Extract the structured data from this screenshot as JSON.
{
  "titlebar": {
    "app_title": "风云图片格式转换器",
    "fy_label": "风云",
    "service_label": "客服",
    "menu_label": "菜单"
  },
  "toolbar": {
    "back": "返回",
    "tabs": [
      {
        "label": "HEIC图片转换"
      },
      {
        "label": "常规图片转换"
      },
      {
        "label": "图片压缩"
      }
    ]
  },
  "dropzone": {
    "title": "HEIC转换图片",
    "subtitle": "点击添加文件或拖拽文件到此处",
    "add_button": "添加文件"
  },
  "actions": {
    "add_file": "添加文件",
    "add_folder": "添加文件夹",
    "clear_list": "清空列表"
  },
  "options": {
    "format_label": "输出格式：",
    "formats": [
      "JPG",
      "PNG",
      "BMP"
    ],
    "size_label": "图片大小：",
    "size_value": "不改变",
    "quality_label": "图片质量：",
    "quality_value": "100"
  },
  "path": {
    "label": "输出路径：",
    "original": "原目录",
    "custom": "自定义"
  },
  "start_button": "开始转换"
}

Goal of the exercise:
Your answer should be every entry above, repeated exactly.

Result of this exercise:
Extract the structured data from this screenshot as JSON.
{
  "titlebar": {
    "app_title": "风云图片格式转换器",
    "fy_label": "风云",
    "service_label": "客服",
    "menu_label": "菜单"
  },
  "toolbar": {
    "back": "返回",
    "tabs": [
      {
        "label": "HEIC图片转换"
      },
      {
        "label": "常规图片转换"
      },
      {
        "label": "图片压缩"
      }
    ]
  },
  "dropzone": {
    "title": "HEIC转换图片",
    "subtitle": "点击添加文件或拖拽文件到此处",
    "add_button": "添加文件"
  },
  "actions": {
    "add_file": "添加文件",
    "add_folder": "添加文件夹",
    "clear_list": "清空列表"
  },
  "options": {
    "format_label": "输出格式：",
    "formats": [
      "JPG",
      "PNG",
      "BMP"
    ],
    "size_label": "图片大小：",
    "size_value": "不改变",
    "quality_label": "图片质量：",
    "quality_value": "100"
  },
  "path": {
    "label": "输出路径：",
    "original": "原目录",
    "custom": "自定义"
  },
  "start_button": "开始转换"
}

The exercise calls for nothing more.